(Dataset rows describing interfaces)
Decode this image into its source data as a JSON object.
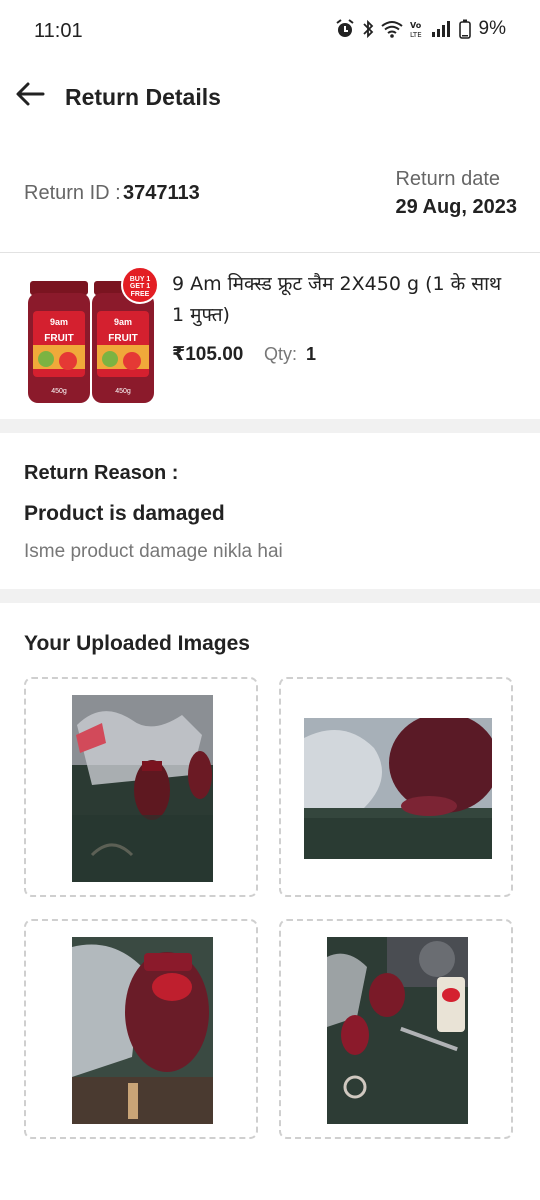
{
  "status_bar": {
    "time": "11:01",
    "battery": "9%"
  },
  "header": {
    "title": "Return Details"
  },
  "return_info": {
    "id_label": "Return ID : ",
    "id_value": "3747113",
    "date_label": "Return date",
    "date_value": "29 Aug, 2023"
  },
  "product": {
    "name": "9 Am मिक्स्ड फ्रूट जैम 2X450 g (1 के साथ 1 मुफ्त)",
    "price": "₹105.00",
    "qty_label": "Qty:",
    "qty_value": "1",
    "image_badge": "BUY 1 GET 1 FREE",
    "image_brand": "9am",
    "image_text": "FRUIT",
    "image_weight": "450g"
  },
  "reason": {
    "heading": "Return Reason :",
    "value": "Product is damaged",
    "description": "Isme product damage nikla hai"
  },
  "uploaded_images": {
    "title": "Your Uploaded Images",
    "images": [
      "uploaded-photo-1",
      "uploaded-photo-2",
      "uploaded-photo-3",
      "uploaded-photo-4"
    ]
  },
  "colors": {
    "jam": "#8b1a2b",
    "label_red": "#d4202f",
    "divider": "#e2e2e2",
    "section_gap": "#f1f1f1"
  }
}
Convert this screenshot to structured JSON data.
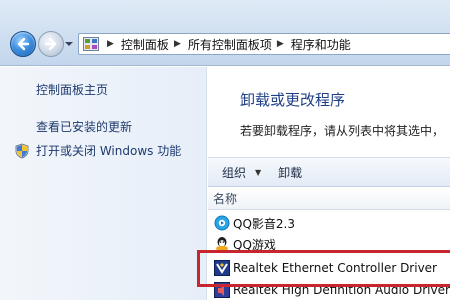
{
  "address_bar": {
    "breadcrumbs": [
      "控制面板",
      "所有控制面板项",
      "程序和功能"
    ]
  },
  "left_pane": {
    "links": [
      "控制面板主页",
      "查看已安装的更新",
      "打开或关闭 Windows 功能"
    ]
  },
  "main": {
    "title": "卸载或更改程序",
    "subtitle": "若要卸载程序，请从列表中将其选中，"
  },
  "toolbar": {
    "organize_label": "组织",
    "uninstall_label": "卸载"
  },
  "list": {
    "column_name": "名称",
    "items": [
      {
        "name": "QQ影音2.3",
        "icon": "qqplayer-icon"
      },
      {
        "name": "QQ游戏",
        "icon": "qqgame-icon"
      },
      {
        "name": "Realtek Ethernet Controller Driver",
        "icon": "realtek-icon"
      },
      {
        "name": "Realtek High Definition Audio Driver",
        "icon": "realtek-audio-icon"
      }
    ]
  },
  "colors": {
    "title": "#1f3f86",
    "link": "#1e3a6e",
    "highlight_box": "#c8262e"
  }
}
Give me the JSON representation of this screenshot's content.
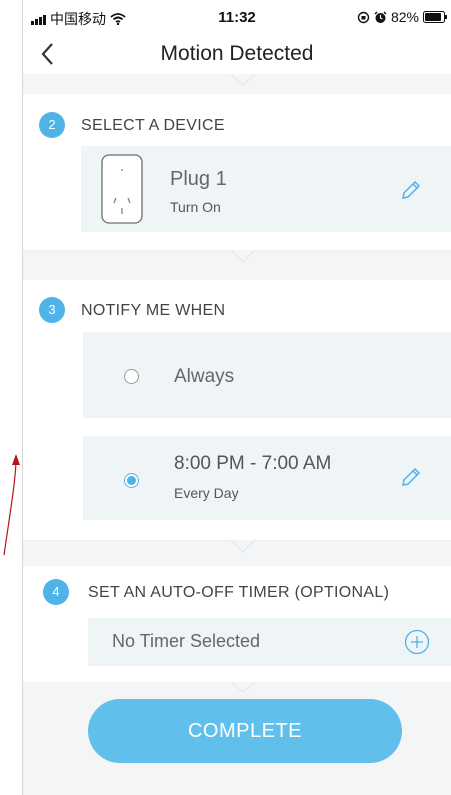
{
  "status": {
    "carrier": "中国移动",
    "time": "11:32",
    "battery": "82%"
  },
  "nav": {
    "title": "Motion Detected"
  },
  "device_section": {
    "step": "2",
    "title": "SELECT A DEVICE",
    "device_name": "Plug 1",
    "device_action": "Turn On"
  },
  "notify_section": {
    "step": "3",
    "title": "NOTIFY ME WHEN",
    "options": [
      {
        "label": "Always",
        "selected": false
      },
      {
        "label": "8:00 PM - 7:00 AM",
        "sublabel": "Every Day",
        "selected": true
      }
    ]
  },
  "timer_section": {
    "step": "4",
    "title": "SET AN AUTO-OFF TIMER (OPTIONAL)",
    "value": "No Timer Selected"
  },
  "complete_label": "COMPLETE",
  "colors": {
    "accent": "#4fb3e8",
    "button": "#61bfec",
    "card": "#eff5f7",
    "annotation": "#b5141c"
  }
}
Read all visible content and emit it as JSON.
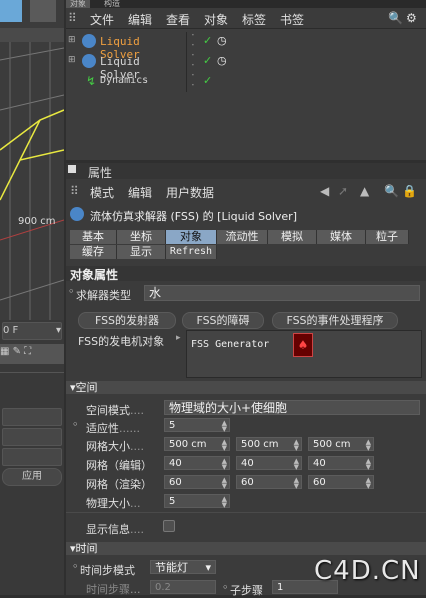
{
  "viewport": {
    "distance_label": "900 cm",
    "frame_value": "0 F",
    "apply_label": "应用"
  },
  "object_manager": {
    "tabs": [
      "对象",
      "构造"
    ],
    "menu": [
      "文件",
      "编辑",
      "查看",
      "对象",
      "标签",
      "书签"
    ],
    "items": [
      {
        "label": "Liquid Solver",
        "color": "#f0a040"
      },
      {
        "label": "Liquid Solver",
        "color": "#e0e0e0"
      },
      {
        "label": "Dynamics",
        "color": "#e0e0e0"
      }
    ]
  },
  "attributes": {
    "panel_title": "属性",
    "menu": [
      "模式",
      "编辑",
      "用户数据"
    ],
    "object_title": "流体仿真求解器 (FSS) 的 [Liquid Solver]",
    "tabs_row1": [
      "基本",
      "坐标",
      "对象",
      "流动性",
      "模拟",
      "媒体",
      "粒子"
    ],
    "tabs_row2": [
      "缓存",
      "显示",
      "Refresh"
    ],
    "selected_tab": "对象",
    "section_title": "对象属性",
    "solver_type_label": "求解器类型",
    "solver_type_value": "水",
    "fss_buttons": [
      "FSS的发射器",
      "FSS的障碍",
      "FSS的事件处理程序"
    ],
    "generator_label": "FSS的发电机对象",
    "generator_item": "FSS Generator",
    "space": {
      "title": "空间",
      "space_mode_label": "空间模式",
      "space_mode_value": "物理域的大小+使细胞",
      "adaptivity_label": "适应性",
      "adaptivity_value": "5",
      "grid_size_label": "网格大小",
      "grid_size_values": [
        "500 cm",
        "500 cm",
        "500 cm"
      ],
      "grid_edit_label": "网格（编辑）",
      "grid_edit_values": [
        "40",
        "40",
        "40"
      ],
      "grid_render_label": "网格（渲染）",
      "grid_render_values": [
        "60",
        "60",
        "60"
      ],
      "physical_size_label": "物理大小",
      "physical_size_value": "5",
      "show_info_label": "显示信息"
    },
    "time": {
      "title": "时间",
      "timestep_mode_label": "时间步模式",
      "timestep_mode_value": "节能灯",
      "timestep_label": "时间步骤",
      "timestep_value": "0.2",
      "substep_label": "子步骤",
      "substep_value": "1"
    }
  },
  "watermark": "C4D.CN"
}
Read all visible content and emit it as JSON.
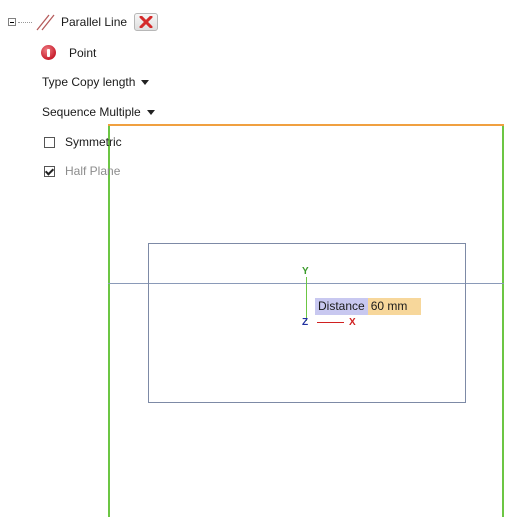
{
  "tree": {
    "parallel_line_label": "Parallel Line",
    "point_label": "Point",
    "type_label": "Type Copy length",
    "sequence_label": "Sequence Multiple",
    "symmetric_label": "Symmetric",
    "half_plane_label": "Half Plane"
  },
  "states": {
    "symmetric_checked": false,
    "half_plane_checked": true
  },
  "viewport": {
    "distance_label": "Distance",
    "distance_value": "60 mm",
    "axis_y": "Y",
    "axis_z": "Z",
    "axis_x": "X"
  },
  "icons": {
    "tree_toggle": "collapse-minus-icon",
    "parallel_line": "parallel-line-icon",
    "close": "close-x-icon",
    "point": "point-alert-icon",
    "dropdown": "chevron-down-icon"
  },
  "colors": {
    "green_line": "#6cc644",
    "orange_line": "#f0a040",
    "blue_line": "#8a9ab8",
    "distance_label_bg": "#c8c8f0",
    "distance_value_bg": "#f7d79b",
    "axis_x": "#d02020",
    "axis_y": "#3a9a2a",
    "axis_z": "#2030a0"
  }
}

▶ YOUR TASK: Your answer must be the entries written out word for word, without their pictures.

▶ SOLUTION TO THE EXERCISE:
Decode this image into its source data as a JSON object.
{
  "status_bar": {
    "time": "11:01",
    "battery": "9%"
  },
  "header": {
    "title": "Return Details"
  },
  "return_info": {
    "id_label": "Return ID : ",
    "id_value": "3747113",
    "date_label": "Return date",
    "date_value": "29 Aug, 2023"
  },
  "product": {
    "name": "9 Am मिक्स्ड फ्रूट जैम 2X450 g (1 के साथ 1 मुफ्त)",
    "price": "₹105.00",
    "qty_label": "Qty:",
    "qty_value": "1",
    "image_badge": "BUY 1 GET 1 FREE",
    "image_brand": "9am",
    "image_text": "FRUIT",
    "image_weight": "450g"
  },
  "reason": {
    "heading": "Return Reason :",
    "value": "Product is damaged",
    "description": "Isme product damage nikla hai"
  },
  "uploaded_images": {
    "title": "Your Uploaded Images",
    "images": [
      "uploaded-photo-1",
      "uploaded-photo-2",
      "uploaded-photo-3",
      "uploaded-photo-4"
    ]
  },
  "colors": {
    "jam": "#8b1a2b",
    "label_red": "#d4202f",
    "divider": "#e2e2e2",
    "section_gap": "#f1f1f1"
  }
}
Convert this screenshot to structured JSON data.
{
  "address_bar": {
    "breadcrumbs": [
      "控制面板",
      "所有控制面板项",
      "程序和功能"
    ]
  },
  "left_pane": {
    "links": [
      "控制面板主页",
      "查看已安装的更新",
      "打开或关闭 Windows 功能"
    ]
  },
  "main": {
    "title": "卸载或更改程序",
    "subtitle": "若要卸载程序，请从列表中将其选中，"
  },
  "toolbar": {
    "organize_label": "组织",
    "uninstall_label": "卸载"
  },
  "list": {
    "column_name": "名称",
    "items": [
      {
        "name": "QQ影音2.3",
        "icon": "qqplayer-icon"
      },
      {
        "name": "QQ游戏",
        "icon": "qqgame-icon"
      },
      {
        "name": "Realtek Ethernet Controller Driver",
        "icon": "realtek-icon"
      },
      {
        "name": "Realtek High Definition Audio Driver",
        "icon": "realtek-audio-icon"
      }
    ]
  },
  "colors": {
    "title": "#1f3f86",
    "link": "#1e3a6e",
    "highlight_box": "#c8262e"
  }
}
Give me the JSON representation of this screenshot's content.
{
  "status": {
    "carrier": "中国移动",
    "time": "11:32",
    "battery": "82%"
  },
  "nav": {
    "title": "Motion Detected"
  },
  "device_section": {
    "step": "2",
    "title": "SELECT A DEVICE",
    "device_name": "Plug 1",
    "device_action": "Turn On"
  },
  "notify_section": {
    "step": "3",
    "title": "NOTIFY ME WHEN",
    "options": [
      {
        "label": "Always",
        "selected": false
      },
      {
        "label": "8:00 PM - 7:00 AM",
        "sublabel": "Every Day",
        "selected": true
      }
    ]
  },
  "timer_section": {
    "step": "4",
    "title": "SET AN AUTO-OFF TIMER (OPTIONAL)",
    "value": "No Timer Selected"
  },
  "complete_label": "COMPLETE",
  "colors": {
    "accent": "#4fb3e8",
    "button": "#61bfec",
    "card": "#eff5f7",
    "annotation": "#b5141c"
  }
}
Read all visible content and emit it as JSON.
{
  "viewport": {
    "distance_label": "900 cm",
    "frame_value": "0 F",
    "apply_label": "应用"
  },
  "object_manager": {
    "tabs": [
      "对象",
      "构造"
    ],
    "menu": [
      "文件",
      "编辑",
      "查看",
      "对象",
      "标签",
      "书签"
    ],
    "items": [
      {
        "label": "Liquid Solver",
        "color": "#f0a040"
      },
      {
        "label": "Liquid Solver",
        "color": "#e0e0e0"
      },
      {
        "label": "Dynamics",
        "color": "#e0e0e0"
      }
    ]
  },
  "attributes": {
    "panel_title": "属性",
    "menu": [
      "模式",
      "编辑",
      "用户数据"
    ],
    "object_title": "流体仿真求解器 (FSS) 的 [Liquid Solver]",
    "tabs_row1": [
      "基本",
      "坐标",
      "对象",
      "流动性",
      "模拟",
      "媒体",
      "粒子"
    ],
    "tabs_row2": [
      "缓存",
      "显示",
      "Refresh"
    ],
    "selected_tab": "对象",
    "section_title": "对象属性",
    "solver_type_label": "求解器类型",
    "solver_type_value": "水",
    "fss_buttons": [
      "FSS的发射器",
      "FSS的障碍",
      "FSS的事件处理程序"
    ],
    "generator_label": "FSS的发电机对象",
    "generator_item": "FSS Generator",
    "space": {
      "title": "空间",
      "space_mode_label": "空间模式",
      "space_mode_value": "物理域的大小+使细胞",
      "adaptivity_label": "适应性",
      "adaptivity_value": "5",
      "grid_size_label": "网格大小",
      "grid_size_values": [
        "500 cm",
        "500 cm",
        "500 cm"
      ],
      "grid_edit_label": "网格（编辑）",
      "grid_edit_values": [
        "40",
        "40",
        "40"
      ],
      "grid_render_label": "网格（渲染）",
      "grid_render_values": [
        "60",
        "60",
        "60"
      ],
      "physical_size_label": "物理大小",
      "physical_size_value": "5",
      "show_info_label": "显示信息"
    },
    "time": {
      "title": "时间",
      "timestep_mode_label": "时间步模式",
      "timestep_mode_value": "节能灯",
      "timestep_label": "时间步骤",
      "timestep_value": "0.2",
      "substep_label": "子步骤",
      "substep_value": "1"
    }
  },
  "watermark": "C4D.CN"
}
Read all visible content and emit it as JSON.
{
  "tree": {
    "parallel_line_label": "Parallel Line",
    "point_label": "Point",
    "type_label": "Type Copy length",
    "sequence_label": "Sequence Multiple",
    "symmetric_label": "Symmetric",
    "half_plane_label": "Half Plane"
  },
  "states": {
    "symmetric_checked": false,
    "half_plane_checked": true
  },
  "viewport": {
    "distance_label": "Distance",
    "distance_value": "60 mm",
    "axis_y": "Y",
    "axis_z": "Z",
    "axis_x": "X"
  },
  "icons": {
    "tree_toggle": "collapse-minus-icon",
    "parallel_line": "parallel-line-icon",
    "close": "close-x-icon",
    "point": "point-alert-icon",
    "dropdown": "chevron-down-icon"
  },
  "colors": {
    "green_line": "#6cc644",
    "orange_line": "#f0a040",
    "blue_line": "#8a9ab8",
    "distance_label_bg": "#c8c8f0",
    "distance_value_bg": "#f7d79b",
    "axis_x": "#d02020",
    "axis_y": "#3a9a2a",
    "axis_z": "#2030a0"
  }
}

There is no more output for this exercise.